## PROBLEM STATEMENT
Work out how many lines in the following entries contain the string "arrow", and write only that number.
(SUPPLIED DATA begins)
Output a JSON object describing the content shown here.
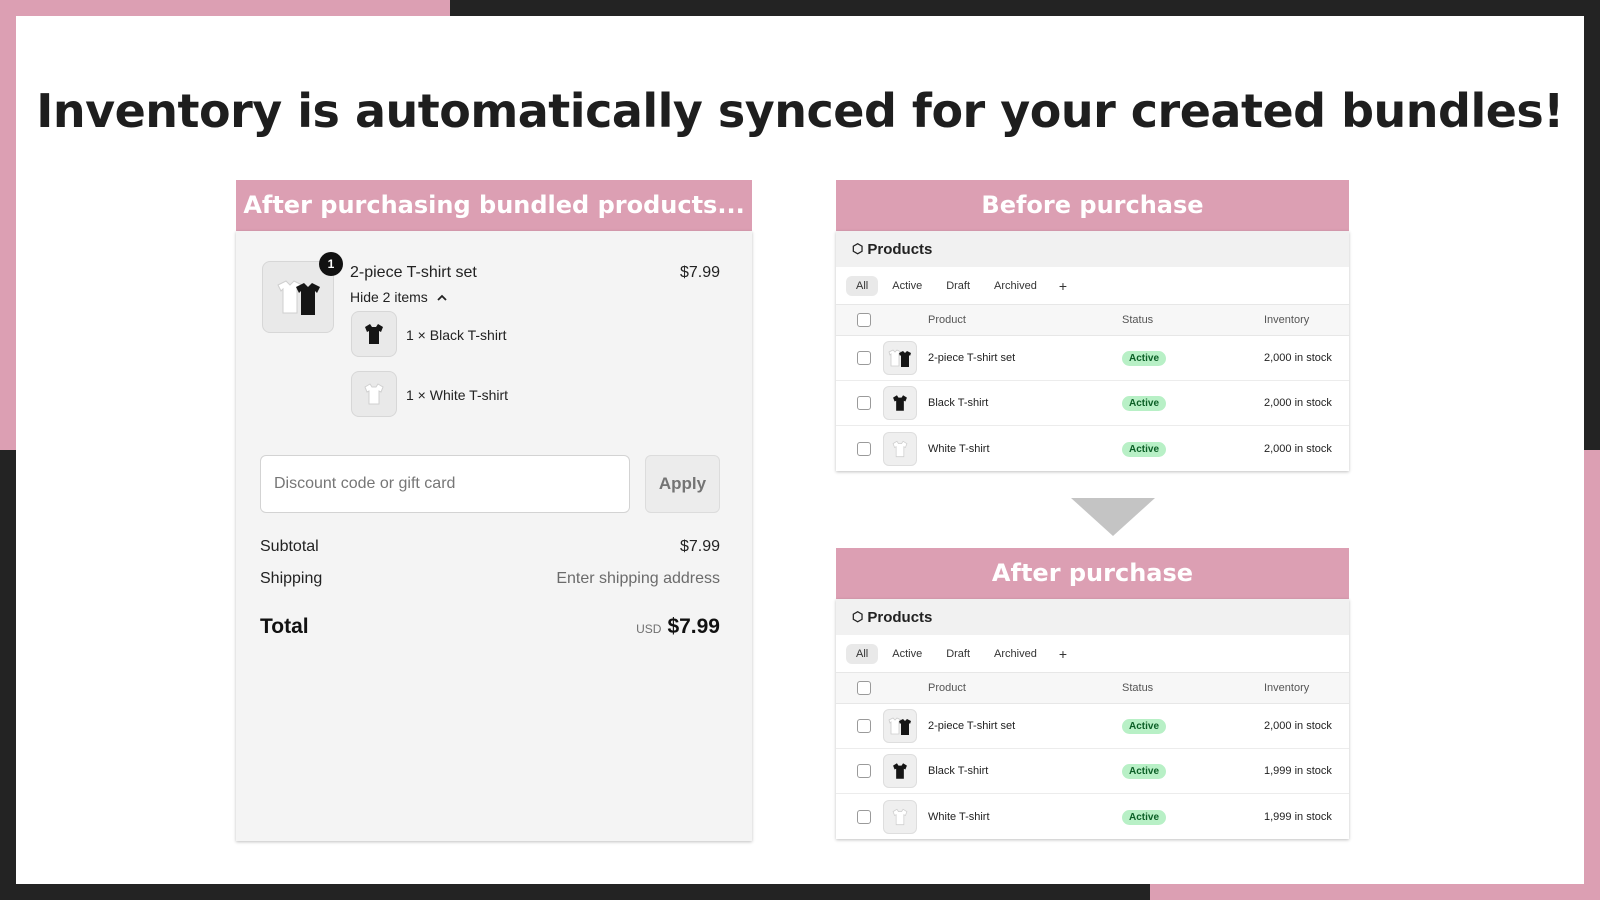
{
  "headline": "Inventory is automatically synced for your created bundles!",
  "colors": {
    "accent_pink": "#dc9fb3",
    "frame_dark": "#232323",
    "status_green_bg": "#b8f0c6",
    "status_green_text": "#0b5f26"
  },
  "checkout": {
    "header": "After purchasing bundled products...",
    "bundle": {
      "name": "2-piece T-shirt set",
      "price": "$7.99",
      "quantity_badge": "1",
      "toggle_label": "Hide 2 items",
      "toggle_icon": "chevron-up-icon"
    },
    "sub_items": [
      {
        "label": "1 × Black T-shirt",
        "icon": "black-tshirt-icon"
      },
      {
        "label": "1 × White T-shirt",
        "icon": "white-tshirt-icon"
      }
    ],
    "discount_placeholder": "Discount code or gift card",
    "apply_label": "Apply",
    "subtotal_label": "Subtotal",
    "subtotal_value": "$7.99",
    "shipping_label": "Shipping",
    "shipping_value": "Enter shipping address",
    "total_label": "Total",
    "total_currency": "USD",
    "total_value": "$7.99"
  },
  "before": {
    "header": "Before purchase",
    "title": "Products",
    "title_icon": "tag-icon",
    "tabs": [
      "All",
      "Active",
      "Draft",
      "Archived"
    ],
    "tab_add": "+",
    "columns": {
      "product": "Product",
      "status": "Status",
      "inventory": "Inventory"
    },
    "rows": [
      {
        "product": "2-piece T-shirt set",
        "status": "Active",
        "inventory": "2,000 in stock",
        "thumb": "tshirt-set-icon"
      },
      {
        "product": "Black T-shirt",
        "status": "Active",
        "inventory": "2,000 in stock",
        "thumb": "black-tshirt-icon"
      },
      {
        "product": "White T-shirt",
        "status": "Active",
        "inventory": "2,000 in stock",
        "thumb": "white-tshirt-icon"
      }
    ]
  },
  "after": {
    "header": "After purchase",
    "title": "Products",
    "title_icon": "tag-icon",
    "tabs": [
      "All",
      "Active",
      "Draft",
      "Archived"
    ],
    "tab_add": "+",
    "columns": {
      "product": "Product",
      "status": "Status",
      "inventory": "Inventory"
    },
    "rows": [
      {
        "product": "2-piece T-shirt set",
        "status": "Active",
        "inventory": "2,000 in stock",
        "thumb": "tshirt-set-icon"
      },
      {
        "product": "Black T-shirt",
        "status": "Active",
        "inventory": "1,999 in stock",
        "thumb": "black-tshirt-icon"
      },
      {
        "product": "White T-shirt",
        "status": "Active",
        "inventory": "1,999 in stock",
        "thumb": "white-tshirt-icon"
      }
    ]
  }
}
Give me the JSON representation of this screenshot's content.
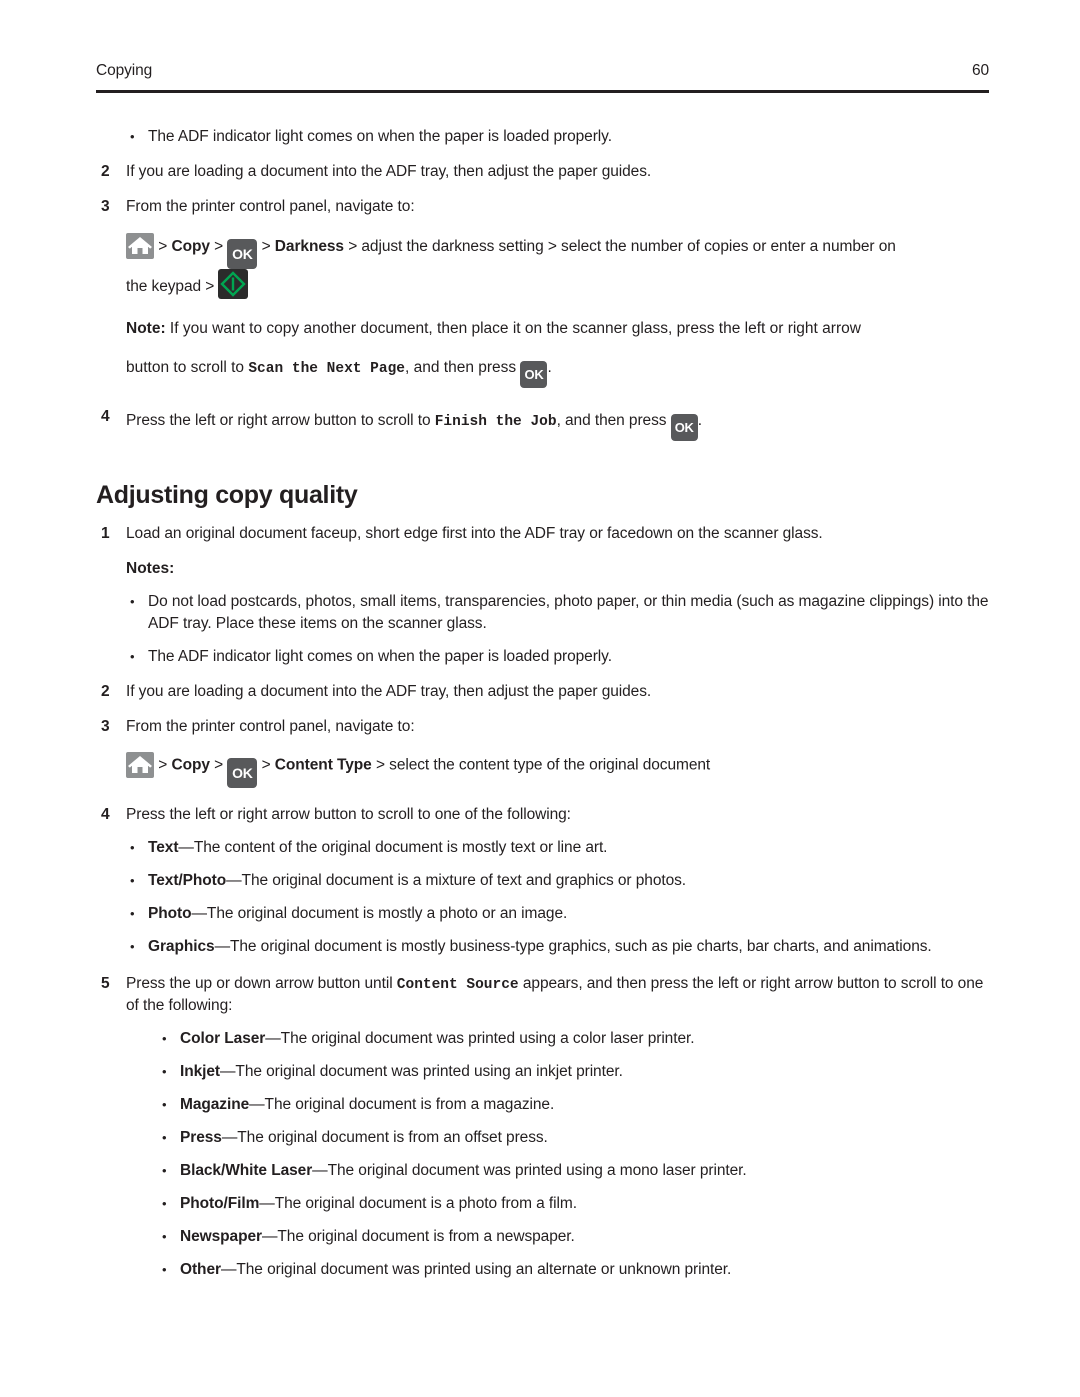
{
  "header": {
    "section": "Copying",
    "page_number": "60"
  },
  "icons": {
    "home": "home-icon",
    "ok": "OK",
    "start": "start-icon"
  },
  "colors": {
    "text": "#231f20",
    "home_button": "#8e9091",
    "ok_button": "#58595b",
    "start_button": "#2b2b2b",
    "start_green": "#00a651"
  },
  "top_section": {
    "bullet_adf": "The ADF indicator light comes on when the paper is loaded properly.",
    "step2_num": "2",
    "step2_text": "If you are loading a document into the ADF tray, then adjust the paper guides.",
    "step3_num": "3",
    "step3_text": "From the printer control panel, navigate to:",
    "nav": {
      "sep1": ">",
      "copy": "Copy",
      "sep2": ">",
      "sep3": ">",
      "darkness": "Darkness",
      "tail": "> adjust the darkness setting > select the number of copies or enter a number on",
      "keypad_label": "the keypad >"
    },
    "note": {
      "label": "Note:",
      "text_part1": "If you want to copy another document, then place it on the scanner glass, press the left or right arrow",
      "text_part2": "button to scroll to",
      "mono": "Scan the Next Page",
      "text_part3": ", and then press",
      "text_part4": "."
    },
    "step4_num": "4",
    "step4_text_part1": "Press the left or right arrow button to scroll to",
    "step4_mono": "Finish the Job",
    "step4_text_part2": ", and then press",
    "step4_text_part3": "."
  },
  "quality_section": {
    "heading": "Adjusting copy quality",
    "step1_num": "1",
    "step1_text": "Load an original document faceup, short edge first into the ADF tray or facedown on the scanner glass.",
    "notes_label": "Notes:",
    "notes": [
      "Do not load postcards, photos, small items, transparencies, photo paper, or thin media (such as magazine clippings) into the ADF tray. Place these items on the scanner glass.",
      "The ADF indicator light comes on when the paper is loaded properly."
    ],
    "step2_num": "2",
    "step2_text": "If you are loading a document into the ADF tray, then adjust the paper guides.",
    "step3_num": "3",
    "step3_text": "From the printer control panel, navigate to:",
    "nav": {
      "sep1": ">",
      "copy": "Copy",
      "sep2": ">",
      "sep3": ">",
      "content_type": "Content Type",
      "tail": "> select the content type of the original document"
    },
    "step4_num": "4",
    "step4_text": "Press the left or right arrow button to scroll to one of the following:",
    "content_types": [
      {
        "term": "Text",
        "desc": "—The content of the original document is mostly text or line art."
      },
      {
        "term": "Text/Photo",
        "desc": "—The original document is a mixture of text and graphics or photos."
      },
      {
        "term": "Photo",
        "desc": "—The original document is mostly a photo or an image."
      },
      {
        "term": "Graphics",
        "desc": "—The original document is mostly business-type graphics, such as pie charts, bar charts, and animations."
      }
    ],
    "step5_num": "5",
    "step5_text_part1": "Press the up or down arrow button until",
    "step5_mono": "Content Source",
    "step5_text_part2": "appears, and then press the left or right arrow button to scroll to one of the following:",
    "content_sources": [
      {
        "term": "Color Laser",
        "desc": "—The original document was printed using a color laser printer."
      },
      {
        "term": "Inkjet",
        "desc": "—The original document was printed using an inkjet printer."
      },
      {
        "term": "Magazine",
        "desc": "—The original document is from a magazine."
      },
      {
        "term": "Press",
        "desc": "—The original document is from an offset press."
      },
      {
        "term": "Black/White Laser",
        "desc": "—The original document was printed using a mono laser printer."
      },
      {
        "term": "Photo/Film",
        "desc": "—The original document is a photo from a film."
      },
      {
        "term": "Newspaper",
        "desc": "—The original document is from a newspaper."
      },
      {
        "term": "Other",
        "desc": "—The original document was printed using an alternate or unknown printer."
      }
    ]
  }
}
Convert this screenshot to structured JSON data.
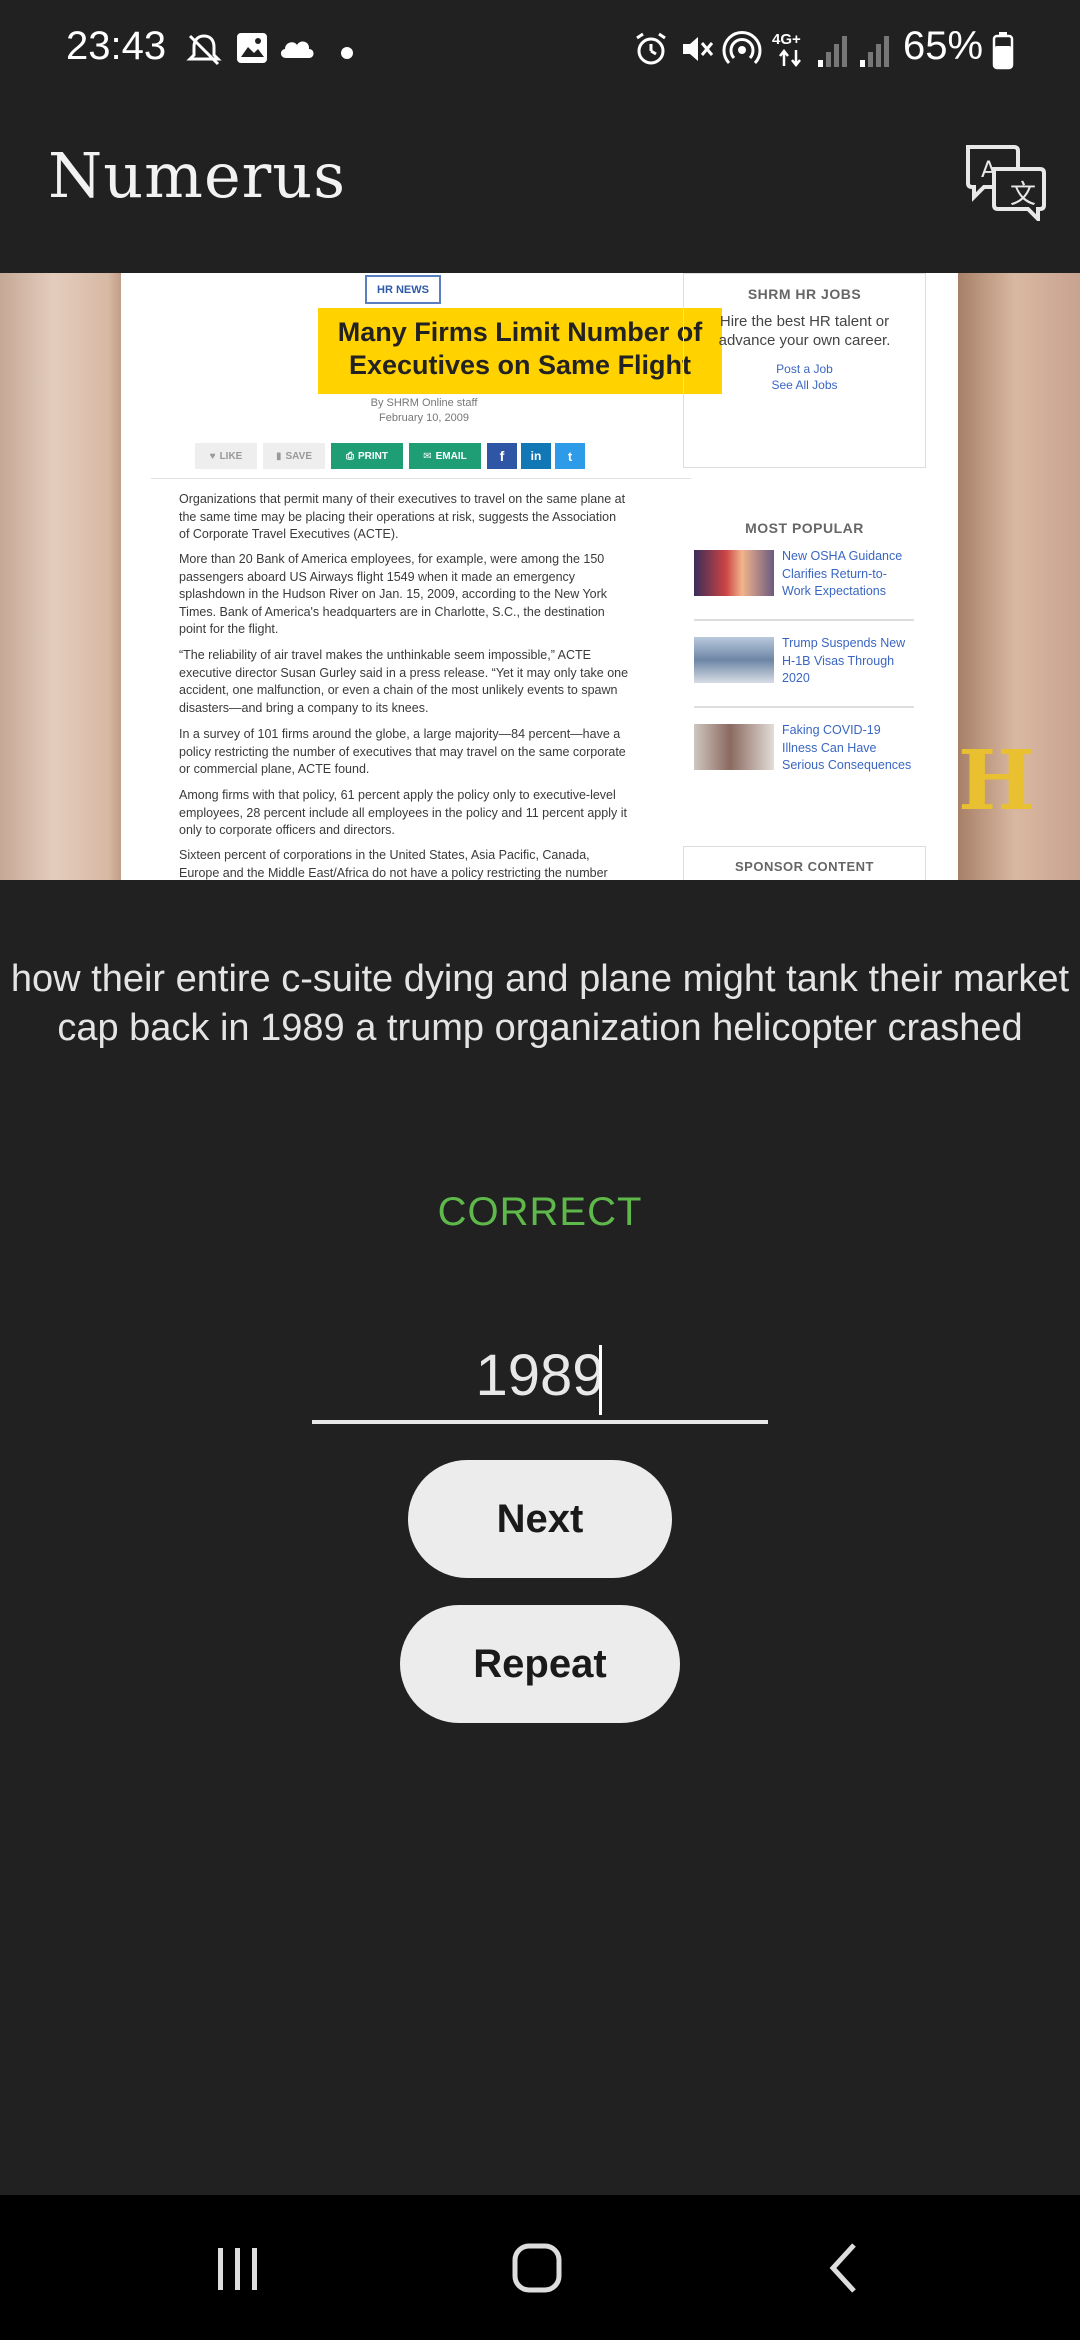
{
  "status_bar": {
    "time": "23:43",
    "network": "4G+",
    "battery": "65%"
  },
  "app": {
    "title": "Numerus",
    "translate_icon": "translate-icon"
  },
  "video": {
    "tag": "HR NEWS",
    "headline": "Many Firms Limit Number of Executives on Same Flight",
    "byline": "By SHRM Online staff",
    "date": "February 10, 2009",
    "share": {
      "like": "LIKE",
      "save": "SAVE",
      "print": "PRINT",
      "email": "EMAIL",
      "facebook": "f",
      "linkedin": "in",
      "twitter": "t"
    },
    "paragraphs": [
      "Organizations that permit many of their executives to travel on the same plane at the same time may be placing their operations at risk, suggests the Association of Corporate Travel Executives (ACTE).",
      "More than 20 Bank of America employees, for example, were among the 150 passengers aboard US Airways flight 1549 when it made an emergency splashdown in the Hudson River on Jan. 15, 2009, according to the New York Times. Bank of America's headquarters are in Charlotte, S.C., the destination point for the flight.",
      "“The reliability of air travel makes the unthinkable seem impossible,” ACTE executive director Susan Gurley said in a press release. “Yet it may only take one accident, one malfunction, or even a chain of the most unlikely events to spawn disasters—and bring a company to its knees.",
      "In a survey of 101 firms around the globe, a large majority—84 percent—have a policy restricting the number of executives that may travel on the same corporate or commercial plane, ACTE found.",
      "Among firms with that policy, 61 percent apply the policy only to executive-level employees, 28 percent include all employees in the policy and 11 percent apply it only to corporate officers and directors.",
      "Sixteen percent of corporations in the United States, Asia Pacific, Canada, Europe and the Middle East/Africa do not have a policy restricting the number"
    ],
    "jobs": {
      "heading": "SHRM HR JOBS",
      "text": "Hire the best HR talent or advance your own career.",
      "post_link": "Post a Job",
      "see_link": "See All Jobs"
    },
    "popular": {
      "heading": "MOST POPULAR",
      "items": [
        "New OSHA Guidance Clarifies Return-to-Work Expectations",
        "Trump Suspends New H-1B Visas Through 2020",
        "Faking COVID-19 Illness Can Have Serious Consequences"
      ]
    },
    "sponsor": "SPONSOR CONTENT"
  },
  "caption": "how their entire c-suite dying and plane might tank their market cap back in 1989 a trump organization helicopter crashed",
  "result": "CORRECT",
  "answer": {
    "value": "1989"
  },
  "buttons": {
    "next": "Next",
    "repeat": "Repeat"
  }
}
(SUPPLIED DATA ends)
## ANSWER TO THE EXERCISE
5